Second, consider participant ID =7 who appears highly responsive to the activity suggestions, see Table 1 and the right graph in Figure 4 of the posterior mean of the treatment effect. From the right graph in Figure 4 we see that this participant’s responsivity begins to decrease around time 07-10. This is not that surprising as this participant is receiving many suggestions. Next from the left graph in this same Figure the randomization probabilities from our RL algorithm does not really start to decrease until 07-16. Ideally the proxy value should be responding quickly to the excessive dose and signalling that the probability should decrease. The proxy value needs improvement. The proxy is reducing the probability of sending the walking suggestion when the delayed effect is present; see left graph in Figure 4 and compare the black points, corresponds to the actual randomization probability with the red points corresponding to the randomization probability without the proxy adjustment. Ideally we would like to see a bigger gap between the black and red points in the period from 07-16 to 07-15. We are currently revising the algorithm in response to these two lessons; discussed in Section 8
8 Conclusion and Future Work
In this paper, we developed a Reinforcement Learning algorithm for use in HeartSteps V2. Preliminary validation of the algorithm demonstrates good performance over Thompson Sampling Bandit algorithm in synthetic experiments constructed based on a previous study HeartSteps V1. We also assess the performance of the algorithm using the pilot data from HeartSteps V2. After HeartSteps V2 is completed, the data will be used to further assess the performance and utility of the algorithm.

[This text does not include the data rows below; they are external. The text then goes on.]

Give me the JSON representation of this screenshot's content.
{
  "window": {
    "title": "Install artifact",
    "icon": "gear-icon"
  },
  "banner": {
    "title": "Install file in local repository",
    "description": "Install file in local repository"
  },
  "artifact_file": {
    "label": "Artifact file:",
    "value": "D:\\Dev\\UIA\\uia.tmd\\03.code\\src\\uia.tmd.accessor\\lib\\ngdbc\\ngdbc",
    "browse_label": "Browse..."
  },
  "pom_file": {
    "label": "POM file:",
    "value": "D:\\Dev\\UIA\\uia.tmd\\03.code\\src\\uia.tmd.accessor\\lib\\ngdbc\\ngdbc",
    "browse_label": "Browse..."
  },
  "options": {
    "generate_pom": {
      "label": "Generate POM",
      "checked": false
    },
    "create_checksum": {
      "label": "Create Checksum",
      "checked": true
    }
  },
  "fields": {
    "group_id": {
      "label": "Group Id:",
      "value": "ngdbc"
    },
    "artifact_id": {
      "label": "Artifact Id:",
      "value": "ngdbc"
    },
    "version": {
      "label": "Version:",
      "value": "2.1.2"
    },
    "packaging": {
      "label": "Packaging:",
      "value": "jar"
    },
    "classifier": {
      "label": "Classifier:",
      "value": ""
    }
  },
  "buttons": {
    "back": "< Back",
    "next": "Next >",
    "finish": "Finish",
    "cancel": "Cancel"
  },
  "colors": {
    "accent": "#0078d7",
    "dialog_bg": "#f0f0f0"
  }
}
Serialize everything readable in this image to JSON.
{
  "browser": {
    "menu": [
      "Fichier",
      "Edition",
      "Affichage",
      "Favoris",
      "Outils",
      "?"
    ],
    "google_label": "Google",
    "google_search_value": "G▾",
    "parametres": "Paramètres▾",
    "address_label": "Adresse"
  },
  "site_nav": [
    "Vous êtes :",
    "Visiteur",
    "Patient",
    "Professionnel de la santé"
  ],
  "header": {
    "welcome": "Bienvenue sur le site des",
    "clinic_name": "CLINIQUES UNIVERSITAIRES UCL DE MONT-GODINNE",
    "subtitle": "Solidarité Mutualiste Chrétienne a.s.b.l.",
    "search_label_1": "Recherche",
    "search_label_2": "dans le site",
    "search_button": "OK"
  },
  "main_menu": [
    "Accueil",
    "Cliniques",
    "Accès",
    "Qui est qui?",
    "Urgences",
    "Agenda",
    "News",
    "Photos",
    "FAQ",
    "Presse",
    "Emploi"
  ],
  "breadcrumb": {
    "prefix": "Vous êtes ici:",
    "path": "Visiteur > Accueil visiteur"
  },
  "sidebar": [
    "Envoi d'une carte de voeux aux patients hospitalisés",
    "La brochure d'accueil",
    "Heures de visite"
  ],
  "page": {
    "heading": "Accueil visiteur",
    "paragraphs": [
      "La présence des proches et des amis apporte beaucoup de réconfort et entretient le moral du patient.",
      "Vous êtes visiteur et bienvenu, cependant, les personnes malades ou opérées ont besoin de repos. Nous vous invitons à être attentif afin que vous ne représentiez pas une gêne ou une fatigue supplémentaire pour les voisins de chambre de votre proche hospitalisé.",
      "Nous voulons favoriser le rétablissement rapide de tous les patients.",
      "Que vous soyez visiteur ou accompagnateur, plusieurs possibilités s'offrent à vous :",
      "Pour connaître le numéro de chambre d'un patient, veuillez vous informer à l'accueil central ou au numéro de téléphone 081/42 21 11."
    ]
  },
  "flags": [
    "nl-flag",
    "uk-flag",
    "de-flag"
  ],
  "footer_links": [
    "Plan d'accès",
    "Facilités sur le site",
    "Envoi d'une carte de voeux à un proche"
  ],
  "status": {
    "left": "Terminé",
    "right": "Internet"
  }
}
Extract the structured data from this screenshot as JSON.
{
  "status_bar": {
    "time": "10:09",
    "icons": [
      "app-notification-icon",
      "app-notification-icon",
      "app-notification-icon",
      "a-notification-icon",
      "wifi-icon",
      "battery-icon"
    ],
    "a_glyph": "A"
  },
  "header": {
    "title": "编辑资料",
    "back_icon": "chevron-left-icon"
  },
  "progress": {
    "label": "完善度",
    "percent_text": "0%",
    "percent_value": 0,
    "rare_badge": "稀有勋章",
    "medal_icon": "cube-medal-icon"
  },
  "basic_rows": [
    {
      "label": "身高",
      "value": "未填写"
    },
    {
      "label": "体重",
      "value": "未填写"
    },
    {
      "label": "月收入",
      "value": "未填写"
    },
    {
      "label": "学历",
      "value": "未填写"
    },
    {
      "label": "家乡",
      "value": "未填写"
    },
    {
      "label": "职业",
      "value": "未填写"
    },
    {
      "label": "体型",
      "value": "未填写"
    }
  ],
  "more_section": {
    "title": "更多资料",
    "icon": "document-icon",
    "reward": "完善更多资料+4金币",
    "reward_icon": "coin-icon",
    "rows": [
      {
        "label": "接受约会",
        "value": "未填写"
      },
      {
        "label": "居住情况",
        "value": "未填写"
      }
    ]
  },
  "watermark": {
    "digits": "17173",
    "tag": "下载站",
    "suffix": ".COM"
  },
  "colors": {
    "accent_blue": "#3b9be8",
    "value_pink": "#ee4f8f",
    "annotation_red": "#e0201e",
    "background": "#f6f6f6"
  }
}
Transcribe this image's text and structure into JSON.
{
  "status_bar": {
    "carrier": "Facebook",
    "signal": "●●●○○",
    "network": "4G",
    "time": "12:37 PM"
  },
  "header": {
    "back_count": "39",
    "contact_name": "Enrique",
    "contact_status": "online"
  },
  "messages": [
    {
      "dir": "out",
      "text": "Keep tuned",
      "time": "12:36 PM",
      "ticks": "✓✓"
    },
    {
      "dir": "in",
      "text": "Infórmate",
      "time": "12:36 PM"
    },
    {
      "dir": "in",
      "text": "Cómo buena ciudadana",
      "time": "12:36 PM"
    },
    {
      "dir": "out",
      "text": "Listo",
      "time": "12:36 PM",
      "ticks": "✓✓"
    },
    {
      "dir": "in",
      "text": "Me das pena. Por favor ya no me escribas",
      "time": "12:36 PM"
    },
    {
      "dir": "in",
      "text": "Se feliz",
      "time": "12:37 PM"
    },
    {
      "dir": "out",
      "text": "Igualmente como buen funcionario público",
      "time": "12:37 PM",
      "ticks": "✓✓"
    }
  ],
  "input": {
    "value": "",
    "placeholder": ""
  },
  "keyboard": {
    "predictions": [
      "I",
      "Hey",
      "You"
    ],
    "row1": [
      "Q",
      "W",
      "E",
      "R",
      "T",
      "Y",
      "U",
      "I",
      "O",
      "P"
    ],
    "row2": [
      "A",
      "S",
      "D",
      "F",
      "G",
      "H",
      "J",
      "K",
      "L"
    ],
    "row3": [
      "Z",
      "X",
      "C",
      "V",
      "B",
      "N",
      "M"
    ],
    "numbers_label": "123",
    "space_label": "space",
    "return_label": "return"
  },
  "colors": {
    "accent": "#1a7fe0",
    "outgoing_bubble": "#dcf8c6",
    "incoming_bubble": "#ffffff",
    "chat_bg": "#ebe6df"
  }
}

We foresee some opportunities for future work. First, our proposed algorithm learns the treatment policy separately for each participant (e.g., fully personalized). If the participants in the study are similar enough, pooling information from other participants (either currently still in the study or already having finished the study) can speed learning and achieve better performance, especially for those entering the study later. Second, the current algorithm takes into account the delayed effect of treatment by using a pre-defined “dosage variable” capturing the burden. It would be interesting to develop a version in which more sophisticated measures of burden as well as engagement are used to approximate the delayed effect and also response quicker to prevent the disengagement. Finally, consideration of user’s engagement and burden, it makes sense to reduce the chance of intervention when the algorithm does not have enough evidence of the effectiveness of intervention.